▸ **TASK TO CARRY OUT**:
Each line that includes the word "JSON" should be copied from the records.

▸ **DATA UNDER STUDY**:

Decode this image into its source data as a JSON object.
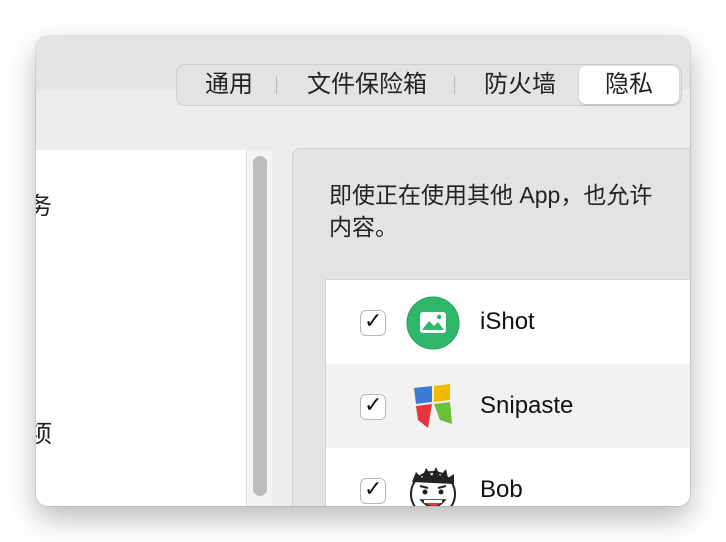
{
  "tabs": [
    {
      "label": "通用",
      "active": false
    },
    {
      "label": "文件保险箱",
      "active": false
    },
    {
      "label": "防火墙",
      "active": false
    },
    {
      "label": "隐私",
      "active": true
    }
  ],
  "sidebar": {
    "items": [
      {
        "label": "务"
      },
      {
        "label": "项"
      }
    ]
  },
  "privacy": {
    "description_line1": "即使正在使用其他 App，也允许",
    "description_line2": "内容。"
  },
  "apps": [
    {
      "name": "iShot",
      "checked": true,
      "icon": "ishot-icon",
      "checkmark": "✓"
    },
    {
      "name": "Snipaste",
      "checked": true,
      "icon": "snipaste-icon",
      "checkmark": "✓"
    },
    {
      "name": "Bob",
      "checked": true,
      "icon": "bob-icon",
      "checkmark": "✓"
    }
  ],
  "colors": {
    "ishot_green": "#2fb86a",
    "list_alt_row": "#f2f2f2",
    "snipaste_blue": "#3a7bd5",
    "snipaste_yellow": "#f5b800",
    "snipaste_red": "#e4363b",
    "snipaste_green": "#6cbf3a"
  }
}
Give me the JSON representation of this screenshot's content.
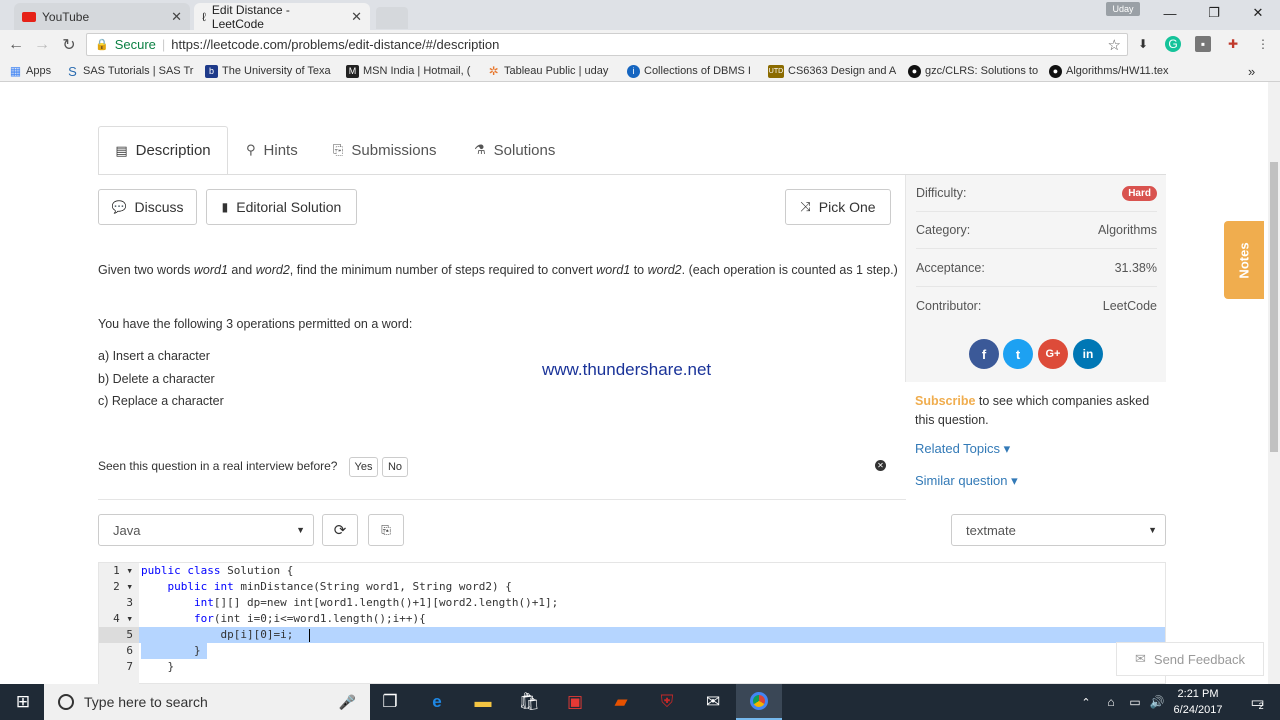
{
  "browser": {
    "tabs": [
      {
        "title": "YouTube",
        "icon": "youtube-icon"
      },
      {
        "title": "Edit Distance - LeetCode",
        "icon": "leetcode-icon"
      }
    ],
    "user_badge": "Uday",
    "secure_label": "Secure",
    "url": "https://leetcode.com/problems/edit-distance/#/description",
    "bookmarks": [
      {
        "label": "Apps",
        "icon": "apps-grid-icon",
        "color": "#4285f4"
      },
      {
        "label": "SAS Tutorials | SAS Tr",
        "icon": "sas-icon",
        "color": "#2b6cb0"
      },
      {
        "label": "The University of Texa",
        "icon": "bookmark-b-icon",
        "color": "#1e3a8a"
      },
      {
        "label": "MSN India | Hotmail, (",
        "icon": "msn-icon",
        "color": "#222222"
      },
      {
        "label": "Tableau Public | uday",
        "icon": "tableau-icon",
        "color": "#e8762b"
      },
      {
        "label": "Collections of DBMS I",
        "icon": "info-icon",
        "color": "#1565c0"
      },
      {
        "label": "CS6363 Design and A",
        "icon": "utd-icon",
        "color": "#8b6b00"
      },
      {
        "label": "gzc/CLRS: Solutions to",
        "icon": "github-icon",
        "color": "#111111"
      },
      {
        "label": "Algorithms/HW11.tex",
        "icon": "github-icon",
        "color": "#111111"
      }
    ],
    "more_bookmarks": "»"
  },
  "page": {
    "tabs": [
      {
        "label": "Description",
        "icon": "description-icon",
        "active": true
      },
      {
        "label": "Hints",
        "icon": "lightbulb-icon"
      },
      {
        "label": "Submissions",
        "icon": "submissions-icon"
      },
      {
        "label": "Solutions",
        "icon": "flask-icon"
      }
    ],
    "buttons": {
      "discuss": "Discuss",
      "editorial": "Editorial Solution",
      "pick_one": "Pick One"
    },
    "description": {
      "p1_a": "Given two words ",
      "word1": "word1",
      "p1_b": " and ",
      "word2": "word2",
      "p1_c": ", find the minimum number of steps required to convert ",
      "p1_d": " to ",
      "p1_e": ". (each operation is counted as 1 step.)",
      "p2": "You have the following 3 operations permitted on a word:",
      "ops": [
        "a) Insert a character",
        "b) Delete a character",
        "c) Replace a character"
      ]
    },
    "watermark": "www.thundershare.net",
    "interview": {
      "question": "Seen this question in a real interview before?",
      "yes": "Yes",
      "no": "No"
    },
    "sidebar": {
      "difficulty_label": "Difficulty:",
      "difficulty_value": "Hard",
      "category_label": "Category:",
      "category_value": "Algorithms",
      "acceptance_label": "Acceptance:",
      "acceptance_value": "31.38%",
      "contributor_label": "Contributor:",
      "contributor_value": "LeetCode",
      "social": [
        {
          "label": "f",
          "color": "#3b5998"
        },
        {
          "label": "t",
          "color": "#1da1f2"
        },
        {
          "label": "G+",
          "color": "#dd4b39"
        },
        {
          "label": "in",
          "color": "#0077b5"
        }
      ],
      "subscribe_link": "Subscribe",
      "subscribe_text": " to see which companies asked this question.",
      "related_topics": "Related Topics ▾",
      "similar_question": "Similar question ▾"
    },
    "notes_label": "Notes",
    "language_select": "Java",
    "theme_select": "textmate",
    "editor": {
      "lines": [
        {
          "n": "1 ▾",
          "kw": "public class",
          "rest": " Solution {"
        },
        {
          "n": "2 ▾",
          "kw": "    public int",
          "rest": " minDistance(String word1, String word2) {"
        },
        {
          "n": "3",
          "kw": "        int",
          "rest": "[][] dp=new int[word1.length()+1][word2.length()+1];"
        },
        {
          "n": "4 ▾",
          "kw": "        for",
          "rest": "(int i=0;i<=word1.length();i++){"
        },
        {
          "n": "5",
          "kw": "",
          "rest": "            dp[i][0]=i;"
        },
        {
          "n": "6",
          "kw": "",
          "rest": "        }"
        },
        {
          "n": "7",
          "kw": "",
          "rest": "    }"
        }
      ]
    },
    "send_feedback": "Send Feedback"
  },
  "taskbar": {
    "search_placeholder": "Type here to search",
    "time": "2:21 PM",
    "date": "6/24/2017",
    "notification_count": "2"
  }
}
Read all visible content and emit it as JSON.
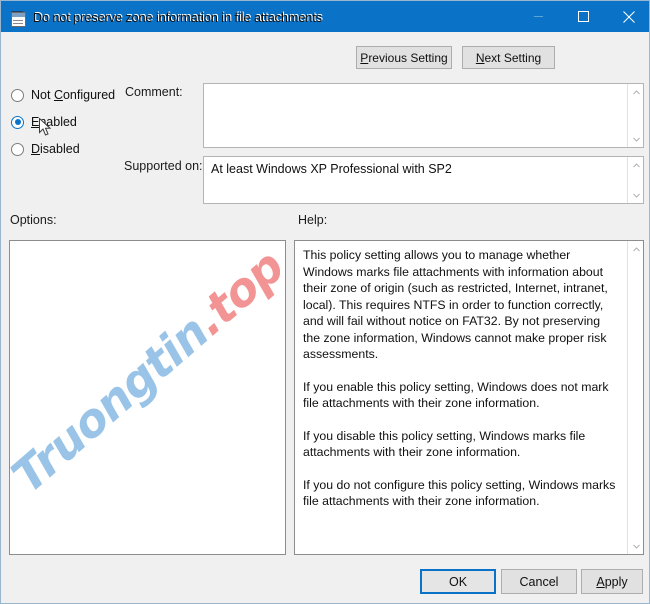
{
  "window": {
    "title": "Do not preserve zone information in file attachments",
    "title_icon": "computer-policy-icon",
    "controls": {
      "minimize": "minimize-icon",
      "maximize": "maximize-icon",
      "close": "close-icon"
    },
    "accent_color": "#0a73c8",
    "titlebar_color": "#0a73c8",
    "background_color": "#f0f0f0"
  },
  "header": {
    "policy_icon": "policy-setting-icon",
    "policy_title": "Do not preserve zone information in file attachments",
    "previous_button": "Previous Setting",
    "previous_accel": "P",
    "next_button": "Next Setting",
    "next_accel": "N"
  },
  "state_options": [
    {
      "label": "Not Configured",
      "accel": "C",
      "pre": "Not ",
      "post": "onfigured",
      "checked": false
    },
    {
      "label": "Enabled",
      "accel": "E",
      "pre": "",
      "post": "nabled",
      "checked": true
    },
    {
      "label": "Disabled",
      "accel": "D",
      "pre": "",
      "post": "isabled",
      "checked": false
    }
  ],
  "comment": {
    "label": "Comment:",
    "value": "",
    "placeholder": ""
  },
  "supported": {
    "label": "Supported on:",
    "value": "At least Windows XP Professional with SP2"
  },
  "options": {
    "label": "Options:",
    "content": ""
  },
  "help": {
    "label": "Help:",
    "paragraphs": [
      "This policy setting allows you to manage whether Windows marks file attachments with information about their zone of origin (such as restricted, Internet, intranet, local). This requires NTFS in order to function correctly, and will fail without notice on FAT32. By not preserving the zone information, Windows cannot make proper risk assessments.",
      "If you enable this policy setting, Windows does not mark file attachments with their zone information.",
      "If you disable this policy setting, Windows marks file attachments with their zone information.",
      "If you do not configure this policy setting, Windows marks file attachments with their zone information."
    ]
  },
  "footer": {
    "ok": "OK",
    "cancel": "Cancel",
    "apply": "Apply",
    "apply_accel": "A",
    "default_button": "OK"
  },
  "watermark": {
    "name": "Truongtin",
    "tld": ".top",
    "name_color": "#74aede",
    "tld_color": "#ef6b6b"
  }
}
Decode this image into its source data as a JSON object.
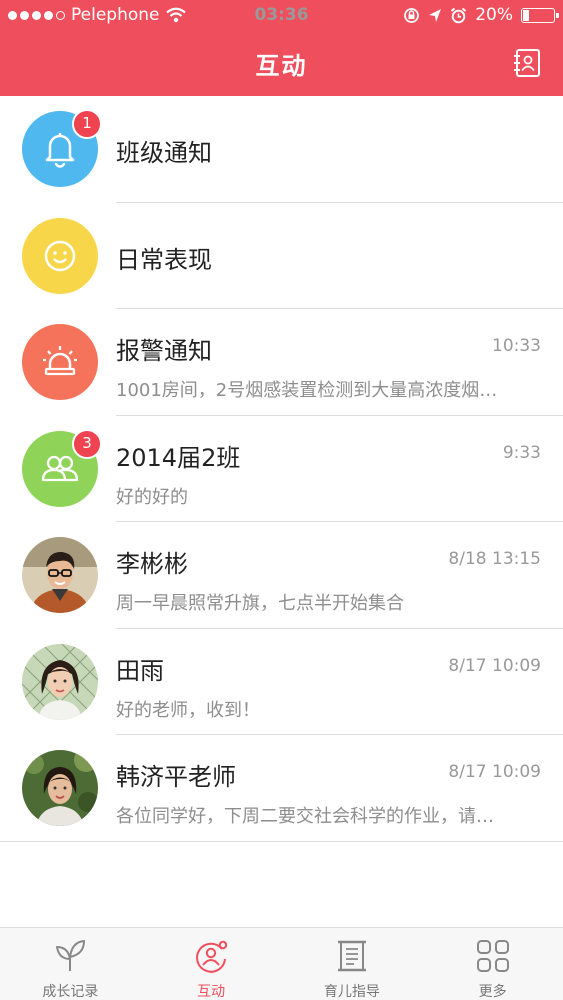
{
  "status_bar": {
    "carrier": "Pelephone",
    "time": "03:36",
    "battery": "20%",
    "battery_level": 0.2,
    "signal_bars_filled": 4,
    "signal_bars_total": 5
  },
  "nav": {
    "title": "互动",
    "right_icon": "contacts-icon"
  },
  "theme": {
    "accent": "#ef4f5c",
    "badge": "#ef4350"
  },
  "conversations": [
    {
      "name": "班级通知",
      "icon": "bell-icon",
      "icon_bg": "#4fb8ef",
      "badge": "1",
      "time": "",
      "preview": ""
    },
    {
      "name": "日常表现",
      "icon": "smiley-icon",
      "icon_bg": "#f7d64a",
      "badge": "",
      "time": "",
      "preview": ""
    },
    {
      "name": "报警通知",
      "icon": "alarm-light-icon",
      "icon_bg": "#f5735a",
      "badge": "",
      "time": "10:33",
      "preview": "1001房间，2号烟感装置检测到大量高浓度烟…"
    },
    {
      "name": "2014届2班",
      "icon": "group-icon",
      "icon_bg": "#8fd458",
      "badge": "3",
      "time": "9:33",
      "preview": "好的好的"
    },
    {
      "name": "李彬彬",
      "icon": "avatar-photo",
      "icon_bg": "#9b7a5a",
      "badge": "",
      "time": "8/18  13:15",
      "preview": "周一早晨照常升旗，七点半开始集合"
    },
    {
      "name": "田雨",
      "icon": "avatar-photo",
      "icon_bg": "#7fa86a",
      "badge": "",
      "time": "8/17  10:09",
      "preview": "好的老师，收到！"
    },
    {
      "name": "韩济平老师",
      "icon": "avatar-photo",
      "icon_bg": "#5e7a3e",
      "badge": "",
      "time": "8/17  10:09",
      "preview": "各位同学好，下周二要交社会科学的作业，请…"
    }
  ],
  "tabs": [
    {
      "label": "成长记录",
      "icon": "sprout-icon",
      "active": false
    },
    {
      "label": "互动",
      "icon": "interaction-icon",
      "active": true
    },
    {
      "label": "育儿指导",
      "icon": "scroll-icon",
      "active": false
    },
    {
      "label": "更多",
      "icon": "grid-icon",
      "active": false
    }
  ]
}
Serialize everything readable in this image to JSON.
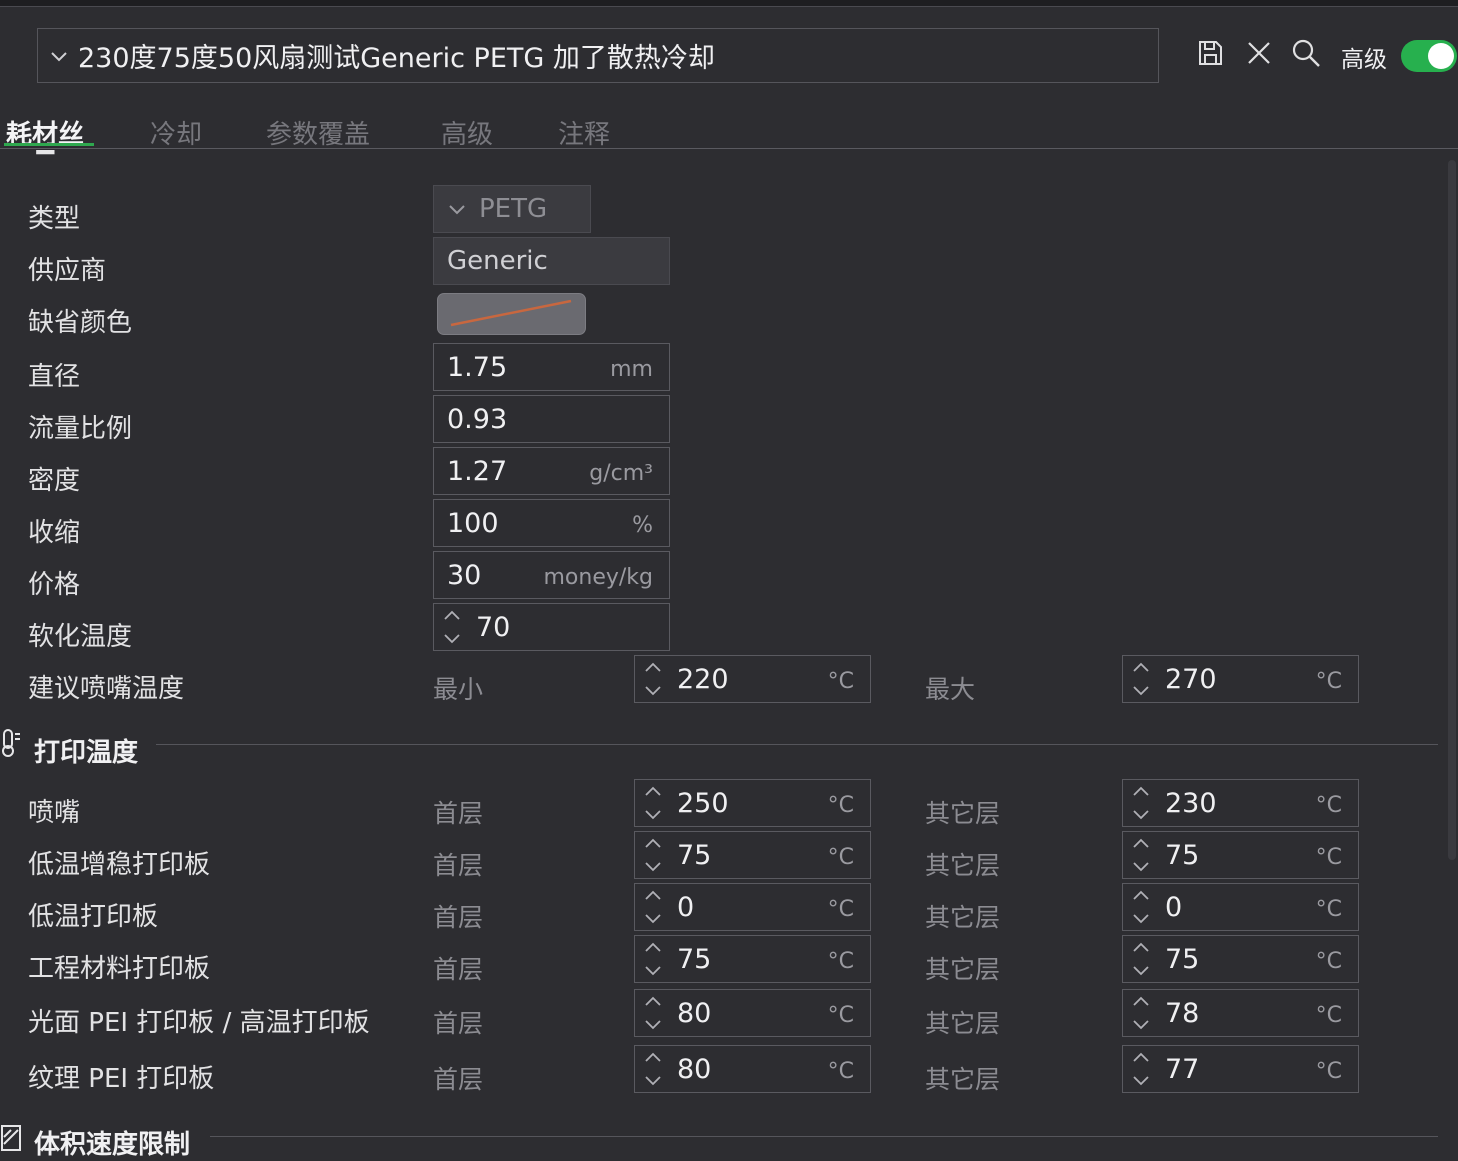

▸ **TASK SOLUTION**:
Decode this image into its source data as a JSON object.
Give me the JSON representation of this screenshot's content.
Read all visible content and emit it as JSON.
Decode this image into its source data as a JSON object.
Serialize everything readable in this image to JSON.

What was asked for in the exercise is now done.